Work request:
Every word in the data below belongs in your copy, exactly as given; the pictures do not.
(Beginning of Supplied records)
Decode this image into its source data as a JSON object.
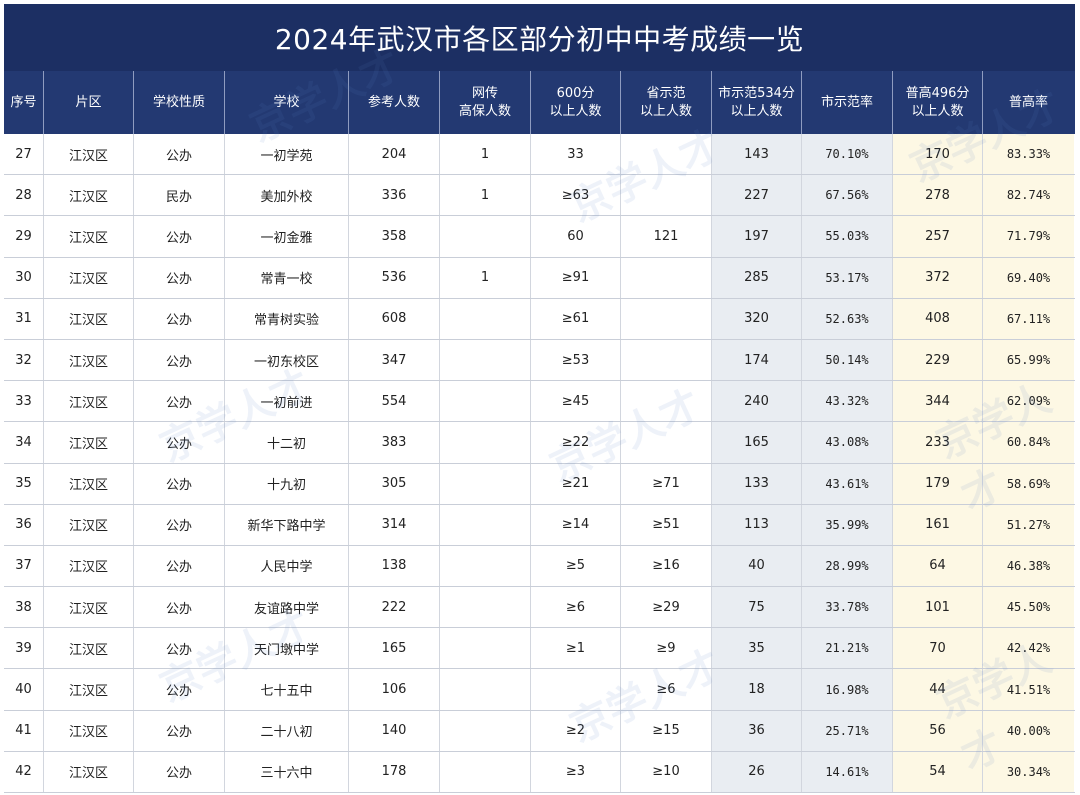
{
  "title": "2024年武汉市各区部分初中中考成绩一览",
  "columns": [
    "序号",
    "片区",
    "学校性质",
    "学校",
    "参考人数",
    "网传\n高保人数",
    "600分\n以上人数",
    "省示范\n以上人数",
    "市示范534分\n以上人数",
    "市示范率",
    "普高496分\n以上人数",
    "普高率"
  ],
  "rows": [
    [
      "27",
      "江汉区",
      "公办",
      "一初学苑",
      "204",
      "1",
      "33",
      "",
      "143",
      "70.10%",
      "170",
      "83.33%"
    ],
    [
      "28",
      "江汉区",
      "民办",
      "美加外校",
      "336",
      "1",
      "≥63",
      "",
      "227",
      "67.56%",
      "278",
      "82.74%"
    ],
    [
      "29",
      "江汉区",
      "公办",
      "一初金雅",
      "358",
      "",
      "60",
      "121",
      "197",
      "55.03%",
      "257",
      "71.79%"
    ],
    [
      "30",
      "江汉区",
      "公办",
      "常青一校",
      "536",
      "1",
      "≥91",
      "",
      "285",
      "53.17%",
      "372",
      "69.40%"
    ],
    [
      "31",
      "江汉区",
      "公办",
      "常青树实验",
      "608",
      "",
      "≥61",
      "",
      "320",
      "52.63%",
      "408",
      "67.11%"
    ],
    [
      "32",
      "江汉区",
      "公办",
      "一初东校区",
      "347",
      "",
      "≥53",
      "",
      "174",
      "50.14%",
      "229",
      "65.99%"
    ],
    [
      "33",
      "江汉区",
      "公办",
      "一初前进",
      "554",
      "",
      "≥45",
      "",
      "240",
      "43.32%",
      "344",
      "62.09%"
    ],
    [
      "34",
      "江汉区",
      "公办",
      "十二初",
      "383",
      "",
      "≥22",
      "",
      "165",
      "43.08%",
      "233",
      "60.84%"
    ],
    [
      "35",
      "江汉区",
      "公办",
      "十九初",
      "305",
      "",
      "≥21",
      "≥71",
      "133",
      "43.61%",
      "179",
      "58.69%"
    ],
    [
      "36",
      "江汉区",
      "公办",
      "新华下路中学",
      "314",
      "",
      "≥14",
      "≥51",
      "113",
      "35.99%",
      "161",
      "51.27%"
    ],
    [
      "37",
      "江汉区",
      "公办",
      "人民中学",
      "138",
      "",
      "≥5",
      "≥16",
      "40",
      "28.99%",
      "64",
      "46.38%"
    ],
    [
      "38",
      "江汉区",
      "公办",
      "友谊路中学",
      "222",
      "",
      "≥6",
      "≥29",
      "75",
      "33.78%",
      "101",
      "45.50%"
    ],
    [
      "39",
      "江汉区",
      "公办",
      "天门墩中学",
      "165",
      "",
      "≥1",
      "≥9",
      "35",
      "21.21%",
      "70",
      "42.42%"
    ],
    [
      "40",
      "江汉区",
      "公办",
      "七十五中",
      "106",
      "",
      "",
      "≥6",
      "18",
      "16.98%",
      "44",
      "41.51%"
    ],
    [
      "41",
      "江汉区",
      "公办",
      "二十八初",
      "140",
      "",
      "≥2",
      "≥15",
      "36",
      "25.71%",
      "56",
      "40.00%"
    ],
    [
      "42",
      "江汉区",
      "公办",
      "三十六中",
      "178",
      "",
      "≥3",
      "≥10",
      "26",
      "14.61%",
      "54",
      "30.34%"
    ]
  ],
  "watermark_text": "京学人才",
  "colors": {
    "title_bg": "#1c2f63",
    "header_bg": "#233972",
    "city_col_bg": "#e9edf2",
    "general_col_bg": "#fdf8e4"
  }
}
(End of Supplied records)
Task output:
Decode this image into its source data as a JSON object.
{
  "title": "2024年武汉市各区部分初中中考成绩一览",
  "columns": [
    "序号",
    "片区",
    "学校性质",
    "学校",
    "参考人数",
    "网传\n高保人数",
    "600分\n以上人数",
    "省示范\n以上人数",
    "市示范534分\n以上人数",
    "市示范率",
    "普高496分\n以上人数",
    "普高率"
  ],
  "rows": [
    [
      "27",
      "江汉区",
      "公办",
      "一初学苑",
      "204",
      "1",
      "33",
      "",
      "143",
      "70.10%",
      "170",
      "83.33%"
    ],
    [
      "28",
      "江汉区",
      "民办",
      "美加外校",
      "336",
      "1",
      "≥63",
      "",
      "227",
      "67.56%",
      "278",
      "82.74%"
    ],
    [
      "29",
      "江汉区",
      "公办",
      "一初金雅",
      "358",
      "",
      "60",
      "121",
      "197",
      "55.03%",
      "257",
      "71.79%"
    ],
    [
      "30",
      "江汉区",
      "公办",
      "常青一校",
      "536",
      "1",
      "≥91",
      "",
      "285",
      "53.17%",
      "372",
      "69.40%"
    ],
    [
      "31",
      "江汉区",
      "公办",
      "常青树实验",
      "608",
      "",
      "≥61",
      "",
      "320",
      "52.63%",
      "408",
      "67.11%"
    ],
    [
      "32",
      "江汉区",
      "公办",
      "一初东校区",
      "347",
      "",
      "≥53",
      "",
      "174",
      "50.14%",
      "229",
      "65.99%"
    ],
    [
      "33",
      "江汉区",
      "公办",
      "一初前进",
      "554",
      "",
      "≥45",
      "",
      "240",
      "43.32%",
      "344",
      "62.09%"
    ],
    [
      "34",
      "江汉区",
      "公办",
      "十二初",
      "383",
      "",
      "≥22",
      "",
      "165",
      "43.08%",
      "233",
      "60.84%"
    ],
    [
      "35",
      "江汉区",
      "公办",
      "十九初",
      "305",
      "",
      "≥21",
      "≥71",
      "133",
      "43.61%",
      "179",
      "58.69%"
    ],
    [
      "36",
      "江汉区",
      "公办",
      "新华下路中学",
      "314",
      "",
      "≥14",
      "≥51",
      "113",
      "35.99%",
      "161",
      "51.27%"
    ],
    [
      "37",
      "江汉区",
      "公办",
      "人民中学",
      "138",
      "",
      "≥5",
      "≥16",
      "40",
      "28.99%",
      "64",
      "46.38%"
    ],
    [
      "38",
      "江汉区",
      "公办",
      "友谊路中学",
      "222",
      "",
      "≥6",
      "≥29",
      "75",
      "33.78%",
      "101",
      "45.50%"
    ],
    [
      "39",
      "江汉区",
      "公办",
      "天门墩中学",
      "165",
      "",
      "≥1",
      "≥9",
      "35",
      "21.21%",
      "70",
      "42.42%"
    ],
    [
      "40",
      "江汉区",
      "公办",
      "七十五中",
      "106",
      "",
      "",
      "≥6",
      "18",
      "16.98%",
      "44",
      "41.51%"
    ],
    [
      "41",
      "江汉区",
      "公办",
      "二十八初",
      "140",
      "",
      "≥2",
      "≥15",
      "36",
      "25.71%",
      "56",
      "40.00%"
    ],
    [
      "42",
      "江汉区",
      "公办",
      "三十六中",
      "178",
      "",
      "≥3",
      "≥10",
      "26",
      "14.61%",
      "54",
      "30.34%"
    ]
  ],
  "watermark_text": "京学人才",
  "colors": {
    "title_bg": "#1c2f63",
    "header_bg": "#233972",
    "city_col_bg": "#e9edf2",
    "general_col_bg": "#fdf8e4"
  }
}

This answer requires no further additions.